Distance is of course entirely relative; Australia is quite a long way away, and it seems to take ages to get to Cornwall (personally I think it gets further away each year), while the walk down to Nels has always been a killer.
But this morning I encountered genuine interplanetary distance, after picking up Neill, Tony Owen and Skipper Rothwell and whizzing up the M6 to Leighton Moss for the Black Headed Wagtail.
The bird was “showing” as soon as I pulled up by the Eric Morecambe Hide car park at about 8am – but it was miles away as we ‘scoped it.
I think the White Tailed Plover at Caerlaverock may even have been closer on that marvellous Tower of Babel evening years back…
The situation was made worse by the fact that the bird looked absolutely stonking through the ‘scope – jet black head, canary yellow throat and underparts and lovely olivey uppers.
Best. Wagtail.
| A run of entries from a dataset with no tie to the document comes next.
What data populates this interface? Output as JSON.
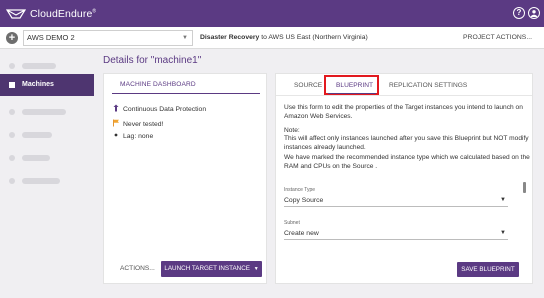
{
  "app": {
    "name": "CloudEndure",
    "trademark": "®"
  },
  "topbar": {
    "help_icon": "question-circle-icon",
    "user_icon": "user-circle-icon"
  },
  "subheader": {
    "project": "AWS DEMO 2",
    "dr_label": "Disaster Recovery",
    "dr_rest": " to AWS US East (Northern Virginia)",
    "project_actions": "PROJECT ACTIONS..."
  },
  "sidebar": {
    "active_item": "Machines"
  },
  "details": {
    "title": "Details for \"machine1\""
  },
  "machine_dashboard": {
    "tab_label": "MACHINE DASHBOARD",
    "statuses": [
      {
        "icon": "sync-icon",
        "text": "Continuous Data Protection"
      },
      {
        "icon": "flag-icon",
        "text": "Never tested!"
      },
      {
        "icon": "dot-icon",
        "text": "Lag: none"
      }
    ],
    "actions_label": "ACTIONS...",
    "launch_label": "LAUNCH TARGET INSTANCE"
  },
  "blueprint_panel": {
    "tabs": [
      "SOURCE",
      "BLUEPRINT",
      "REPLICATION SETTINGS"
    ],
    "active_tab": "BLUEPRINT",
    "intro": "Use this form to edit the properties of the Target instances you intend to launch on Amazon Web Services.",
    "note_title": "Note:",
    "note_body": "This will affect only instances launched after you save this Blueprint but NOT modify instances already launched.",
    "recommend": "We have marked the recommended instance type which we calculated based on the RAM and CPUs on the Source .",
    "instance_type_label": "Instance Type",
    "instance_type_value": "Copy Source",
    "subnet_label": "Subnet",
    "subnet_value": "Create new",
    "save_label": "SAVE BLUEPRINT"
  },
  "colors": {
    "brand": "#5b3a83",
    "highlight": "#e2191f"
  }
}
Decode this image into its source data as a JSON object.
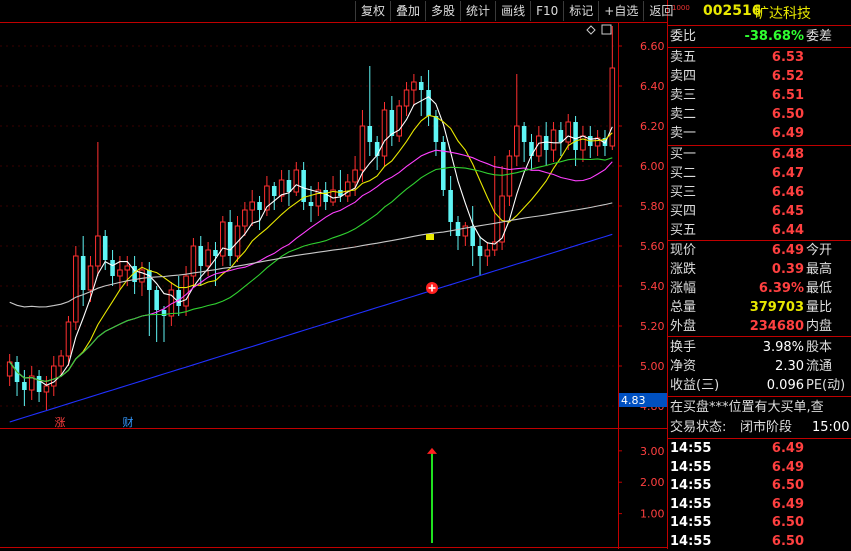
{
  "toolbar": [
    "复权",
    "叠加",
    "多股",
    "统计",
    "画线",
    "F10",
    "标记",
    "+自选",
    "返回"
  ],
  "stock": {
    "code_tag": "1000",
    "code": "002516",
    "name": "旷达科技"
  },
  "weibi": {
    "label": "委比",
    "value": "-38.68%",
    "right": "委差"
  },
  "sells": [
    {
      "label": "卖五",
      "price": "6.53"
    },
    {
      "label": "卖四",
      "price": "6.52"
    },
    {
      "label": "卖三",
      "price": "6.51"
    },
    {
      "label": "卖二",
      "price": "6.50"
    },
    {
      "label": "卖一",
      "price": "6.49"
    }
  ],
  "buys": [
    {
      "label": "买一",
      "price": "6.48"
    },
    {
      "label": "买二",
      "price": "6.47"
    },
    {
      "label": "买三",
      "price": "6.46"
    },
    {
      "label": "买四",
      "price": "6.45"
    },
    {
      "label": "买五",
      "price": "6.44"
    }
  ],
  "stats": [
    {
      "label": "现价",
      "value": "6.49",
      "right": "今开",
      "color": "red"
    },
    {
      "label": "涨跌",
      "value": "0.39",
      "right": "最高",
      "color": "red"
    },
    {
      "label": "涨幅",
      "value": "6.39%",
      "right": "最低",
      "color": "red"
    },
    {
      "label": "总量",
      "value": "379703",
      "right": "量比",
      "color": "yel"
    },
    {
      "label": "外盘",
      "value": "234680",
      "right": "内盘",
      "color": "red"
    }
  ],
  "stats2": [
    {
      "label": "换手",
      "value": "3.98%",
      "right": "股本"
    },
    {
      "label": "净资",
      "value": "2.30",
      "right": "流通"
    },
    {
      "label": "收益(三)",
      "value": "0.096",
      "right": "PE(动)"
    }
  ],
  "notice": "在买盘***位置有大买单,查",
  "trade_state": {
    "label": "交易状态:",
    "value": "闭市阶段",
    "time": "15:00:"
  },
  "ticks": [
    {
      "time": "14:55",
      "price": "6.49"
    },
    {
      "time": "14:55",
      "price": "6.49"
    },
    {
      "time": "14:55",
      "price": "6.50"
    },
    {
      "time": "14:55",
      "price": "6.49"
    },
    {
      "time": "14:55",
      "price": "6.50"
    },
    {
      "time": "14:55",
      "price": "6.50"
    }
  ],
  "chart_data": {
    "type": "candlestick",
    "price_axis": [
      "6.60",
      "6.40",
      "6.20",
      "6.00",
      "5.80",
      "5.60",
      "5.40",
      "5.20",
      "5.00",
      "4.80"
    ],
    "price_range": [
      4.77,
      6.72
    ],
    "current_marker": "4.83",
    "markers": [
      "涨",
      "财"
    ],
    "candles": [
      [
        4.95,
        5.02,
        4.9,
        5.06
      ],
      [
        5.02,
        4.92,
        4.85,
        5.05
      ],
      [
        4.92,
        4.88,
        4.8,
        4.98
      ],
      [
        4.88,
        4.95,
        4.83,
        5.0
      ],
      [
        4.95,
        4.87,
        4.82,
        4.98
      ],
      [
        4.87,
        4.9,
        4.78,
        4.95
      ],
      [
        4.9,
        5.0,
        4.85,
        5.05
      ],
      [
        5.0,
        5.05,
        4.95,
        5.08
      ],
      [
        5.05,
        5.22,
        5.0,
        5.25
      ],
      [
        5.22,
        5.55,
        5.18,
        5.6
      ],
      [
        5.55,
        5.38,
        5.3,
        5.65
      ],
      [
        5.38,
        5.5,
        5.32,
        5.55
      ],
      [
        5.5,
        5.65,
        5.45,
        6.12
      ],
      [
        5.65,
        5.53,
        5.48,
        5.68
      ],
      [
        5.53,
        5.45,
        5.4,
        5.58
      ],
      [
        5.45,
        5.48,
        5.38,
        5.55
      ],
      [
        5.48,
        5.5,
        5.4,
        5.55
      ],
      [
        5.5,
        5.42,
        5.36,
        5.55
      ],
      [
        5.42,
        5.48,
        5.35,
        5.52
      ],
      [
        5.48,
        5.38,
        5.15,
        5.52
      ],
      [
        5.38,
        5.28,
        5.12,
        5.4
      ],
      [
        5.28,
        5.25,
        5.12,
        5.3
      ],
      [
        5.25,
        5.38,
        5.2,
        5.42
      ],
      [
        5.38,
        5.3,
        5.25,
        5.45
      ],
      [
        5.3,
        5.45,
        5.25,
        5.5
      ],
      [
        5.45,
        5.6,
        5.4,
        5.64
      ],
      [
        5.6,
        5.5,
        5.4,
        5.65
      ],
      [
        5.5,
        5.58,
        5.45,
        5.62
      ],
      [
        5.58,
        5.55,
        5.4,
        5.62
      ],
      [
        5.55,
        5.72,
        5.5,
        5.75
      ],
      [
        5.72,
        5.55,
        5.5,
        5.78
      ],
      [
        5.55,
        5.7,
        5.52,
        5.75
      ],
      [
        5.7,
        5.78,
        5.65,
        5.82
      ],
      [
        5.78,
        5.82,
        5.7,
        5.88
      ],
      [
        5.82,
        5.78,
        5.68,
        5.85
      ],
      [
        5.78,
        5.9,
        5.75,
        5.95
      ],
      [
        5.9,
        5.85,
        5.78,
        5.92
      ],
      [
        5.85,
        5.93,
        5.82,
        5.98
      ],
      [
        5.93,
        5.87,
        5.8,
        5.98
      ],
      [
        5.87,
        5.98,
        5.85,
        6.02
      ],
      [
        5.98,
        5.82,
        5.78,
        6.02
      ],
      [
        5.82,
        5.8,
        5.72,
        5.9
      ],
      [
        5.8,
        5.88,
        5.75,
        5.92
      ],
      [
        5.88,
        5.82,
        5.78,
        5.92
      ],
      [
        5.82,
        5.88,
        5.8,
        5.95
      ],
      [
        5.88,
        5.85,
        5.82,
        5.98
      ],
      [
        5.85,
        5.92,
        5.82,
        5.96
      ],
      [
        5.92,
        5.98,
        5.85,
        6.05
      ],
      [
        5.98,
        6.2,
        5.92,
        6.28
      ],
      [
        6.2,
        6.12,
        6.05,
        6.5
      ],
      [
        6.12,
        6.05,
        5.98,
        6.15
      ],
      [
        6.05,
        6.28,
        6.0,
        6.32
      ],
      [
        6.28,
        6.15,
        6.1,
        6.35
      ],
      [
        6.15,
        6.3,
        6.12,
        6.33
      ],
      [
        6.3,
        6.38,
        6.25,
        6.42
      ],
      [
        6.38,
        6.42,
        6.3,
        6.46
      ],
      [
        6.42,
        6.38,
        6.25,
        6.45
      ],
      [
        6.38,
        6.25,
        6.2,
        6.48
      ],
      [
        6.25,
        6.12,
        6.05,
        6.28
      ],
      [
        6.12,
        5.88,
        5.85,
        6.15
      ],
      [
        5.88,
        5.72,
        5.65,
        5.95
      ],
      [
        5.72,
        5.65,
        5.58,
        5.75
      ],
      [
        5.65,
        5.7,
        5.6,
        5.72
      ],
      [
        5.7,
        5.6,
        5.5,
        5.8
      ],
      [
        5.6,
        5.55,
        5.45,
        5.65
      ],
      [
        5.55,
        5.58,
        5.5,
        5.62
      ],
      [
        5.58,
        5.62,
        5.55,
        6.05
      ],
      [
        5.62,
        5.85,
        5.58,
        6.0
      ],
      [
        5.85,
        6.05,
        5.8,
        6.08
      ],
      [
        6.05,
        6.2,
        6.0,
        6.46
      ],
      [
        6.2,
        6.12,
        6.02,
        6.22
      ],
      [
        6.12,
        6.05,
        5.98,
        6.16
      ],
      [
        6.05,
        6.15,
        6.02,
        6.2
      ],
      [
        6.15,
        6.08,
        6.0,
        6.22
      ],
      [
        6.08,
        6.18,
        6.02,
        6.22
      ],
      [
        6.18,
        6.12,
        6.05,
        6.22
      ],
      [
        6.12,
        6.22,
        6.08,
        6.26
      ],
      [
        6.22,
        6.08,
        6.0,
        6.25
      ],
      [
        6.08,
        6.15,
        6.02,
        6.2
      ],
      [
        6.15,
        6.1,
        6.04,
        6.2
      ],
      [
        6.1,
        6.14,
        6.05,
        6.18
      ],
      [
        6.14,
        6.1,
        6.05,
        6.18
      ],
      [
        6.1,
        6.49,
        6.08,
        6.7
      ]
    ],
    "volume_axis": [
      "3.00",
      "2.00",
      "1.00"
    ],
    "volume_signal": 3.0
  }
}
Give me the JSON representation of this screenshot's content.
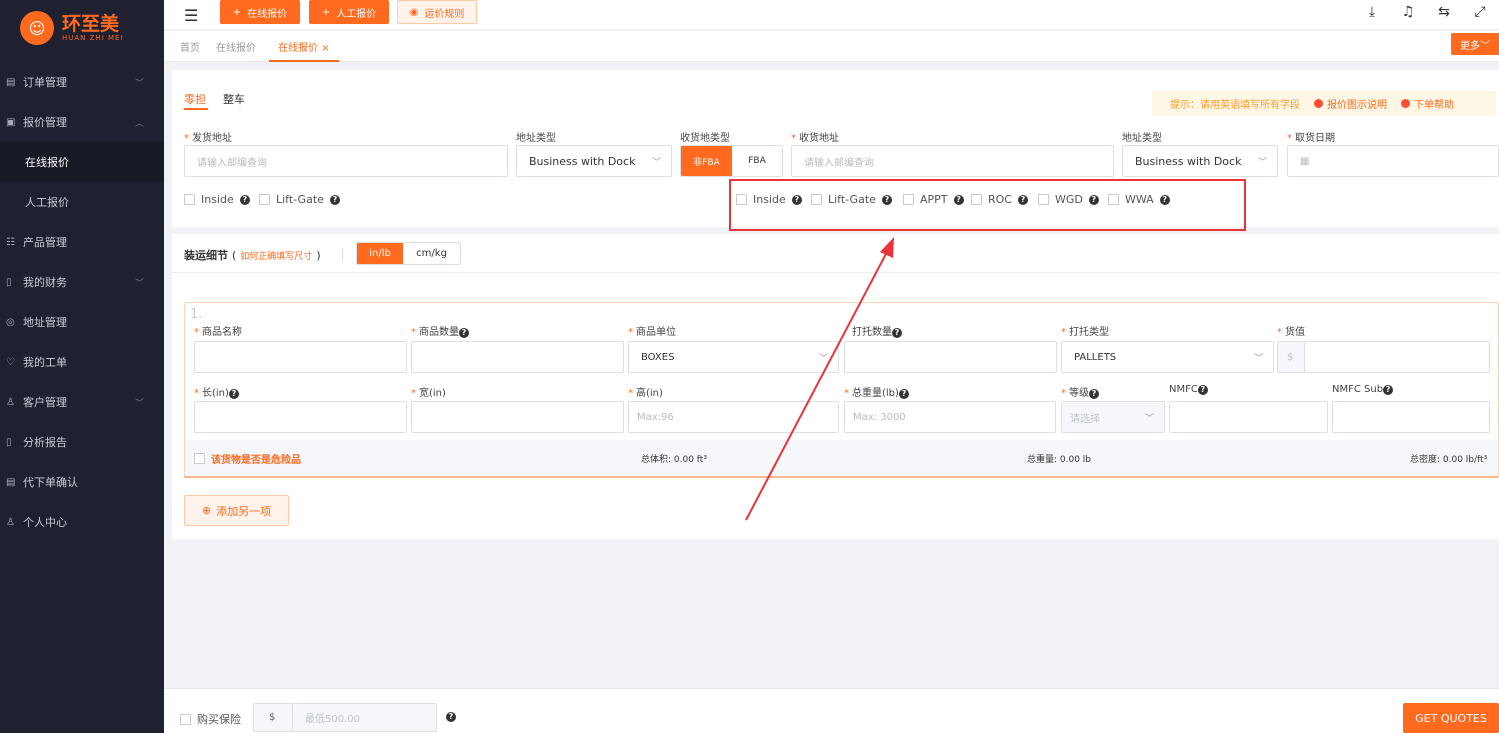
{
  "brand": {
    "name": "环至美",
    "sub": "HUAN ZHI MEI",
    "accent": "#ff6a1f",
    "sidebar_bg": "#1f2130",
    "annotation": "#e8343a"
  },
  "topbar": {
    "btn_online": "在线报价",
    "btn_manual": "人工报价",
    "btn_rules": "运价规则",
    "icons": [
      "download-icon",
      "bell-icon",
      "translate-icon",
      "fullscreen-icon"
    ]
  },
  "sidebar": {
    "items": [
      {
        "label": "订单管理",
        "icon": "order-icon",
        "chevron": "down"
      },
      {
        "label": "报价管理",
        "icon": "quote-icon",
        "chevron": "up"
      },
      {
        "label": "在线报价",
        "sub": true,
        "active": true
      },
      {
        "label": "人工报价",
        "sub": true
      },
      {
        "label": "产品管理",
        "icon": "product-icon"
      },
      {
        "label": "我的财务",
        "icon": "finance-icon",
        "chevron": "down"
      },
      {
        "label": "地址管理",
        "icon": "address-icon"
      },
      {
        "label": "我的工单",
        "icon": "ticket-icon"
      },
      {
        "label": "客户管理",
        "icon": "customer-icon",
        "chevron": "down"
      },
      {
        "label": "分析报告",
        "icon": "report-icon"
      },
      {
        "label": "代下单确认",
        "icon": "confirm-icon"
      },
      {
        "label": "个人中心",
        "icon": "user-icon"
      }
    ]
  },
  "breadcrumbs": {
    "home": "首页",
    "parent": "在线报价",
    "current": "在线报价",
    "close": "×",
    "more": "更多"
  },
  "tabs": {
    "ltl": "零担",
    "ftl": "整车"
  },
  "tips": {
    "hint": "提示：请用英语填写所有字段",
    "diagram": "报价图示说明",
    "help": "下单帮助"
  },
  "origin": {
    "label": "发货地址",
    "placeholder": "请输入邮编查询",
    "type_label": "地址类型",
    "type_value": "Business with Dock",
    "options": [
      "Inside",
      "Lift-Gate"
    ]
  },
  "dest": {
    "kind_label": "收货地类型",
    "kind_non_fba": "非FBA",
    "kind_fba": "FBA",
    "label": "收货地址",
    "placeholder": "请输入邮编查询",
    "type_label": "地址类型",
    "type_value": "Business with Dock",
    "options": [
      "Inside",
      "Lift-Gate",
      "APPT",
      "ROC",
      "WGD",
      "WWA"
    ]
  },
  "pickup": {
    "label": "取货日期"
  },
  "shipping": {
    "title": "装运细节",
    "paren_open": "(",
    "paren_close": ")",
    "link": "如何正确填写尺寸",
    "unit_imperial": "in/lb",
    "unit_metric": "cm/kg"
  },
  "item": {
    "index": "1.",
    "name_label": "商品名称",
    "qty_label": "商品数量",
    "unit_label": "商品单位",
    "unit_value": "BOXES",
    "pallet_qty_label": "打托数量",
    "pallet_type_label": "打托类型",
    "pallet_type_value": "PALLETS",
    "value_label": "货值",
    "currency": "$",
    "length_label": "长(in)",
    "width_label": "宽(in)",
    "height_label": "高(in)",
    "height_placeholder": "Max:96",
    "weight_label": "总重量(lb)",
    "weight_placeholder": "Max: 3000",
    "class_label": "等级",
    "class_placeholder": "请选择",
    "nmfc_label": "NMFC",
    "nmfc_sub_label": "NMFC Sub",
    "hazmat_label": "该货物是否是危险品",
    "total_volume": "总体积: 0.00 ft³",
    "total_weight": "总重量: 0.00 lb",
    "total_density": "总密度: 0.00 lb/ft³"
  },
  "add_item": "添加另一项",
  "footer": {
    "insurance": "购买保险",
    "currency": "$",
    "min_placeholder": "最低500.00",
    "get_quotes": "GET QUOTES"
  }
}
Ever.
It was raw cold and the Cetti’s Warblers were laughing at us from the ditches as we tried everything from prayer to ESP to get it to fly closer, but to no avail.
I’ve seen one on muckheaps in Israel back when, but I wanted better views than this.
Once the chill had us shaking uncontrollably and we’d filled 20 SIM cards with blurry pics of vast savannahs of spring grass with the occasional yellow dot (using dozing Mallards a mile away as a focus point was okay – assuming you were on the right dozing Mallards), we decided enough was enough.
We drove round to the railway crossing – luckily the pipits and wagtails in the field were getting flighty and the Black Headed Wagtail dropped in pretty close, affording us gorgeous ‘scope views as it scampered about, but it was way beyond my photographic abilities as these images ably attest.
If anyone wants to order prints for above the fireplace – you know who to call…
After the close encounter of the extreme range kind, we motored back south, calling in for a brief but delightful audience with the Wood Warbler that was found by Andy Pryce this morning at Marshside.
Small parties of Siskins were moving overhead and Blackcaps, Willow Warblers and Chiffchaffs were doing the business as we watched the sherbet-throated stunner as it zipped about the mercifully bare branches.
They are usually a lot harder to watch than this, melting into the green leaves of spring that are so late unfurling this year.
Biggest whitest undercrackers of any of our warblers.
It only trilled the once while we were there, but it was a class act all the same.